#### [To do]
An exact printout of all the entries is required.

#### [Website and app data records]
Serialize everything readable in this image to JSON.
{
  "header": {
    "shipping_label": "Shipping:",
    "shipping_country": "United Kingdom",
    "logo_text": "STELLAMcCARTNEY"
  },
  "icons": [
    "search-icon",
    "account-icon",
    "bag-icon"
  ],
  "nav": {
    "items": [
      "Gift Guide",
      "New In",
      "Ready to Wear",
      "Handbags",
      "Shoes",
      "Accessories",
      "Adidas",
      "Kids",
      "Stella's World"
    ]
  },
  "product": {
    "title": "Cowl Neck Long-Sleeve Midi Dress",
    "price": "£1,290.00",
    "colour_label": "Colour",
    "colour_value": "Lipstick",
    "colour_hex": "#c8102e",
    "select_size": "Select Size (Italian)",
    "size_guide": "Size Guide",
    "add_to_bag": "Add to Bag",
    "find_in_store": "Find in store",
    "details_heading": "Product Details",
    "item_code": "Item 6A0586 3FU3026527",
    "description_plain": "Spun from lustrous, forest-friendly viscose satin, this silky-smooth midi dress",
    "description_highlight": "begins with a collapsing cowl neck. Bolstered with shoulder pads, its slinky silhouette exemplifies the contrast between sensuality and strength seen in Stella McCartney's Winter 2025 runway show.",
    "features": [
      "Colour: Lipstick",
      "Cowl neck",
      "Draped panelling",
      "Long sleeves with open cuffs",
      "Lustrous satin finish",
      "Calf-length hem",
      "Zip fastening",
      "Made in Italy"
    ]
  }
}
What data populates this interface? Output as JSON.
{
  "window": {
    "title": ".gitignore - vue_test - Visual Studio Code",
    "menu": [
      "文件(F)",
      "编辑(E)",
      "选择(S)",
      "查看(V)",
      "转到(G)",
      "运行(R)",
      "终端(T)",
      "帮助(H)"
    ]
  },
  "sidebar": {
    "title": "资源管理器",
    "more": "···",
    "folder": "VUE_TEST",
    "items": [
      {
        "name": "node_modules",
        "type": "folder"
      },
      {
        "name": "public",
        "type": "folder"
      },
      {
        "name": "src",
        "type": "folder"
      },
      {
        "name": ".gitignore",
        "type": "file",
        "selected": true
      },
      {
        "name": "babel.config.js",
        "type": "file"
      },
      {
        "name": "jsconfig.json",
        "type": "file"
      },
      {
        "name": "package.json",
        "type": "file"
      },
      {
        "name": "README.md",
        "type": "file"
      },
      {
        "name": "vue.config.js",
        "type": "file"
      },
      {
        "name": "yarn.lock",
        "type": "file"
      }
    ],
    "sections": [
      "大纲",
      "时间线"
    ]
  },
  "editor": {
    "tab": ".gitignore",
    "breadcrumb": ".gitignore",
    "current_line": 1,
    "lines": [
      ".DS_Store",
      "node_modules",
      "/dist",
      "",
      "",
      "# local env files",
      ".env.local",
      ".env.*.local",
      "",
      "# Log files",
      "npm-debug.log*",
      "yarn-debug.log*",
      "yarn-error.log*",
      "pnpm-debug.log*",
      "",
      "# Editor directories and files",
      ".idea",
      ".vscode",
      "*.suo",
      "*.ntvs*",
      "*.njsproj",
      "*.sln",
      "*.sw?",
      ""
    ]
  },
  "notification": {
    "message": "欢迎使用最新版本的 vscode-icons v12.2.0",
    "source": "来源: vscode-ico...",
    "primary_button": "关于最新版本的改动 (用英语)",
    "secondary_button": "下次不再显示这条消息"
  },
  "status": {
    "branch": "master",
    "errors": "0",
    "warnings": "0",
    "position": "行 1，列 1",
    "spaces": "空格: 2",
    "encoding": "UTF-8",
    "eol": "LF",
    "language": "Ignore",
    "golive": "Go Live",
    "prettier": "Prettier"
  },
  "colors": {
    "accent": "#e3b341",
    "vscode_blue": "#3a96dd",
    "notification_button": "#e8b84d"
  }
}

#### [Result]
Serialize everything readable in this image to JSON.
{
  "header": {
    "shipping_label": "Shipping:",
    "shipping_country": "United Kingdom",
    "logo_text": "STELLAMcCARTNEY"
  },
  "icons": [
    "search-icon",
    "account-icon",
    "bag-icon"
  ],
  "nav": {
    "items": [
      "Gift Guide",
      "New In",
      "Ready to Wear",
      "Handbags",
      "Shoes",
      "Accessories",
      "Adidas",
      "Kids",
      "Stella's World"
    ]
  },
  "product": {
    "title": "Cowl Neck Long-Sleeve Midi Dress",
    "price": "£1,290.00",
    "colour_label": "Colour",
    "colour_value": "Lipstick",
    "colour_hex": "#c8102e",
    "select_size": "Select Size (Italian)",
    "size_guide": "Size Guide",
    "add_to_bag": "Add to Bag",
    "find_in_store": "Find in store",
    "details_heading": "Product Details",
    "item_code": "Item 6A0586 3FU3026527",
    "description_plain": "Spun from lustrous, forest-friendly viscose satin, this silky-smooth midi dress",
    "description_highlight": "begins with a collapsing cowl neck. Bolstered with shoulder pads, its slinky silhouette exemplifies the contrast between sensuality and strength seen in Stella McCartney's Winter 2025 runway show.",
    "features": [
      "Colour: Lipstick",
      "Cowl neck",
      "Draped panelling",
      "Long sleeves with open cuffs",
      "Lustrous satin finish",
      "Calf-length hem",
      "Zip fastening",
      "Made in Italy"
    ]
  }
}
What data populates this interface? Output as JSON.
{
  "window": {
    "title": ".gitignore - vue_test - Visual Studio Code",
    "menu": [
      "文件(F)",
      "编辑(E)",
      "选择(S)",
      "查看(V)",
      "转到(G)",
      "运行(R)",
      "终端(T)",
      "帮助(H)"
    ]
  },
  "sidebar": {
    "title": "资源管理器",
    "more": "···",
    "folder": "VUE_TEST",
    "items": [
      {
        "name": "node_modules",
        "type": "folder"
      },
      {
        "name": "public",
        "type": "folder"
      },
      {
        "name": "src",
        "type": "folder"
      },
      {
        "name": ".gitignore",
        "type": "file",
        "selected": true
      },
      {
        "name": "babel.config.js",
        "type": "file"
      },
      {
        "name": "jsconfig.json",
        "type": "file"
      },
      {
        "name": "package.json",
        "type": "file"
      },
      {
        "name": "README.md",
        "type": "file"
      },
      {
        "name": "vue.config.js",
        "type": "file"
      },
      {
        "name": "yarn.lock",
        "type": "file"
      }
    ],
    "sections": [
      "大纲",
      "时间线"
    ]
  },
  "editor": {
    "tab": ".gitignore",
    "breadcrumb": ".gitignore",
    "current_line": 1,
    "lines": [
      ".DS_Store",
      "node_modules",
      "/dist",
      "",
      "",
      "# local env files",
      ".env.local",
      ".env.*.local",
      "",
      "# Log files",
      "npm-debug.log*",
      "yarn-debug.log*",
      "yarn-error.log*",
      "pnpm-debug.log*",
      "",
      "# Editor directories and files",
      ".idea",
      ".vscode",
      "*.suo",
      "*.ntvs*",
      "*.njsproj",
      "*.sln",
      "*.sw?",
      ""
    ]
  },
  "notification": {
    "message": "欢迎使用最新版本的 vscode-icons v12.2.0",
    "source": "来源: vscode-ico...",
    "primary_button": "关于最新版本的改动 (用英语)",
    "secondary_button": "下次不再显示这条消息"
  },
  "status": {
    "branch": "master",
    "errors": "0",
    "warnings": "0",
    "position": "行 1，列 1",
    "spaces": "空格: 2",
    "encoding": "UTF-8",
    "eol": "LF",
    "language": "Ignore",
    "golive": "Go Live",
    "prettier": "Prettier"
  },
  "colors": {
    "accent": "#e3b341",
    "vscode_blue": "#3a96dd",
    "notification_button": "#e8b84d"
  }
}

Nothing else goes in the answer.